Shortlisted for the Forward Prize for Best First Collection
Forty years after his country’s independence from the British, Jack Mapanje has returned to his concern for ordinary people in Africa and in the world at large. These were the themes that made his first collection Of Chameleons and Gods an inspirational book in Malawi and throughout Africa.
The new poems in Beasts of Nalunga are boldly lyrical narratives cunningly crafted in mesmerising spirals. His voice is still ironically cheerful, his tone impotently angry – but confidently measured with wit and humour, however bleak. He fears the saying ‘once a prisoner always a prisoner’, and questions why prisons refuse to go away.
Jack Mapanje was imprisoned without trial or charge by the dictator Hastings Banda for nearly four years, and chronicled his prison experiences in many of the poems of The Chattering Wagtails of Mikuyu Prison (1993), Skipping Without Ropes (1998) and The Last of the Sweet Bananas: New & Selected Poems (2004). In Beasts of Nalunga the soul is still skipping without rope, and the landscape the soul traverses provides memorable and fresh metaphors and symbols.
Read Beasts of Nalunga as the soul struggling to liberate itself, and fighting against the beasts of silences that were once rampant in the African despotic regime under which Mapanje matured, silences that threaten to continue today, even in distant homes and variegated exiles.
‘Given the regime, Mapanje’s satire can seem strangely generous, impressively blending the memory of terror with a sense almost of farce when he considers his captors’ – Sean O'Brien, Sunday Times.
Jack Mapanje: prison poems
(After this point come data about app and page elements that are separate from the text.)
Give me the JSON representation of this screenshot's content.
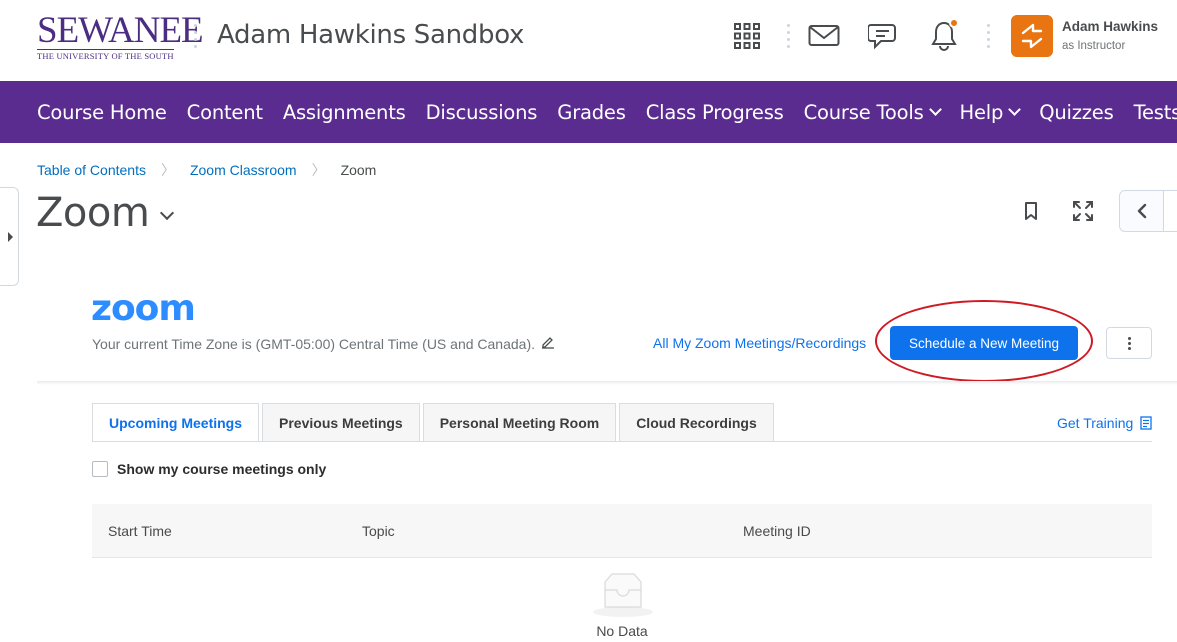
{
  "header": {
    "logo_word": "SEWANEE",
    "logo_sub": "THE UNIVERSITY OF THE SOUTH",
    "course_title": "Adam Hawkins Sandbox",
    "icons": [
      "grid-icon",
      "mail-icon",
      "chat-icon",
      "bell-icon"
    ],
    "user": {
      "name": "Adam Hawkins",
      "role": "as Instructor"
    },
    "colors": {
      "brand_purple": "#4b2e83",
      "accent_orange": "#e87511"
    }
  },
  "navbar": {
    "color": "#5b2c8f",
    "items": [
      {
        "label": "Course Home",
        "dropdown": false
      },
      {
        "label": "Content",
        "dropdown": false
      },
      {
        "label": "Assignments",
        "dropdown": false
      },
      {
        "label": "Discussions",
        "dropdown": false
      },
      {
        "label": "Grades",
        "dropdown": false
      },
      {
        "label": "Class Progress",
        "dropdown": false
      },
      {
        "label": "Course Tools",
        "dropdown": true
      },
      {
        "label": "Help",
        "dropdown": true
      },
      {
        "label": "Quizzes",
        "dropdown": false
      },
      {
        "label": "Tests",
        "dropdown": false
      }
    ]
  },
  "breadcrumb": {
    "items": [
      "Table of Contents",
      "Zoom Classroom"
    ],
    "current": "Zoom"
  },
  "page": {
    "title": "Zoom"
  },
  "zoom": {
    "logo": "zoom",
    "timezone_text": "Your current Time Zone is (GMT-05:00) Central Time (US and Canada).",
    "all_link": "All My Zoom Meetings/Recordings",
    "schedule_button": "Schedule a New Meeting",
    "get_training": "Get Training",
    "tabs": [
      {
        "label": "Upcoming Meetings",
        "active": true
      },
      {
        "label": "Previous Meetings",
        "active": false
      },
      {
        "label": "Personal Meeting Room",
        "active": false
      },
      {
        "label": "Cloud Recordings",
        "active": false
      }
    ],
    "checkbox_label": "Show my course meetings only",
    "checkbox_checked": false,
    "table": {
      "columns": [
        "Start Time",
        "Topic",
        "Meeting ID"
      ],
      "rows": [],
      "empty_text": "No Data"
    },
    "colors": {
      "zoom_blue": "#0e72ed",
      "annotation_red": "#cf1a24"
    }
  }
}
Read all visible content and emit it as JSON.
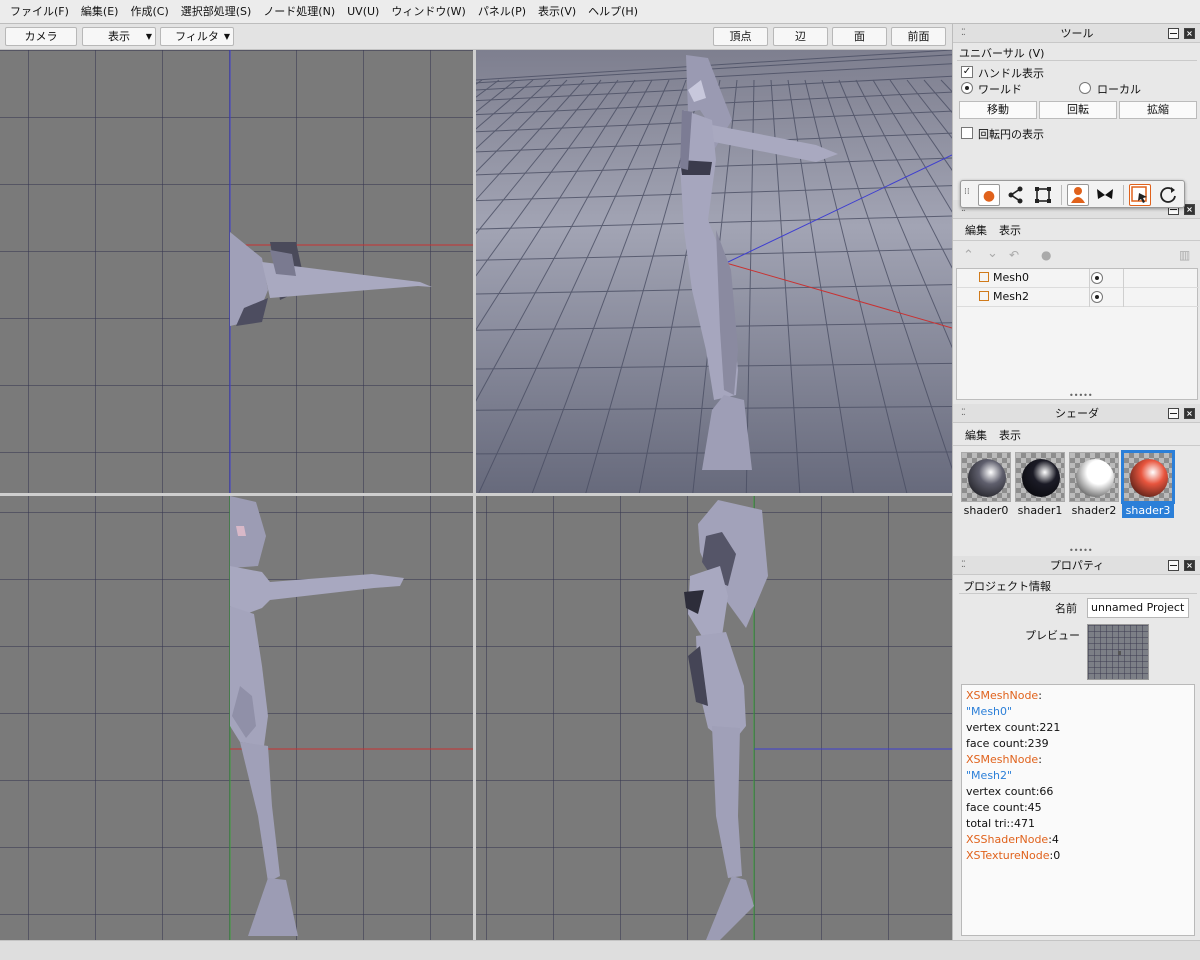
{
  "menu": {
    "items": [
      "ファイル(F)",
      "編集(E)",
      "作成(C)",
      "選択部処理(S)",
      "ノード処理(N)",
      "UV(U)",
      "ウィンドウ(W)",
      "パネル(P)",
      "表示(V)",
      "ヘルプ(H)"
    ]
  },
  "toolbar": {
    "camera": "カメラ",
    "display": "表示",
    "filter": "フィルタ",
    "vertex": "頂点",
    "edge": "辺",
    "face": "面",
    "front": "前面"
  },
  "tool_panel": {
    "title": "ツール",
    "mode": "ユニバーサル (V)",
    "show_handles": {
      "label": "ハンドル表示",
      "checked": true
    },
    "world": {
      "label": "ワールド",
      "selected": true
    },
    "local": {
      "label": "ローカル",
      "selected": false
    },
    "move": "移動",
    "rotate": "回転",
    "scale": "拡縮",
    "show_rotate_circle": {
      "label": "回転円の表示",
      "checked": false
    }
  },
  "floating_tools": {
    "icons": [
      "point-icon",
      "share-icon",
      "transform-box-icon",
      "person-icon",
      "butterfly-icon",
      "select-arrow-icon",
      "rotate-icon"
    ]
  },
  "scene_panel": {
    "menu_edit": "編集",
    "menu_view": "表示",
    "meshes": [
      {
        "name": "Mesh0",
        "visible": true
      },
      {
        "name": "Mesh2",
        "visible": true
      }
    ]
  },
  "shader_panel": {
    "title": "シェーダ",
    "menu_edit": "編集",
    "menu_view": "表示",
    "shaders": [
      {
        "name": "shader0",
        "color": "#5f5f6d",
        "selected": false
      },
      {
        "name": "shader1",
        "color": "#1b1b26",
        "selected": false
      },
      {
        "name": "shader2",
        "color": "#ffffff",
        "selected": false
      },
      {
        "name": "shader3",
        "color": "#e8553e",
        "selected": true
      }
    ]
  },
  "properties_panel": {
    "title": "プロパティ",
    "section": "プロジェクト情報",
    "name_label": "名前",
    "name_value": "unnamed Project",
    "preview_label": "プレビュー",
    "info": [
      {
        "key": "XSMeshNode",
        "rest": ":"
      },
      {
        "str": "\"Mesh0\""
      },
      {
        "text": "vertex count:221"
      },
      {
        "text": "face count:239"
      },
      {
        "key": "XSMeshNode",
        "rest": ":"
      },
      {
        "str": "\"Mesh2\""
      },
      {
        "text": "vertex count:66"
      },
      {
        "text": "face count:45"
      },
      {
        "text": "total tri::471"
      },
      {
        "key": "XSShaderNode",
        "rest": ":4"
      },
      {
        "key": "XSTextureNode",
        "rest": ":0"
      }
    ]
  },
  "colors": {
    "accent": "#2b7fd8",
    "tool_orange": "#e0621c",
    "viewport_bg": "#7a7a7a",
    "model_fill": "#9b9bb3"
  }
}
Jack Mapanje reads three poems relating to his arrest and incarceration in Mikuyu Prison while recounting his prison experiences, telling how he and his fellow political prisoners were completely cut off from the outside world, denied visitors for long periods, with their loved ones knowing nothing of their fate. He describes the appalling conditions they had to survive while maintaining their sanity, humanity, self-belief and resolve not to be broken, and how much of that was down to solidarity, singing and grim humour. The poems are: ‘Scrubbing the Furious Walls of Mikuyu Prison’, ‘Skipping Without Ropes’ and ‘Your Tears Still Burning at My Handcuffs, 1991’. Pamela Robertson-Pearce filmed him at his home in York in November 2014. This film is from the DVD-anthology In Person: World Poets, filmed & edited by Pamela Robertson-Pearce and Neil Astley (2017).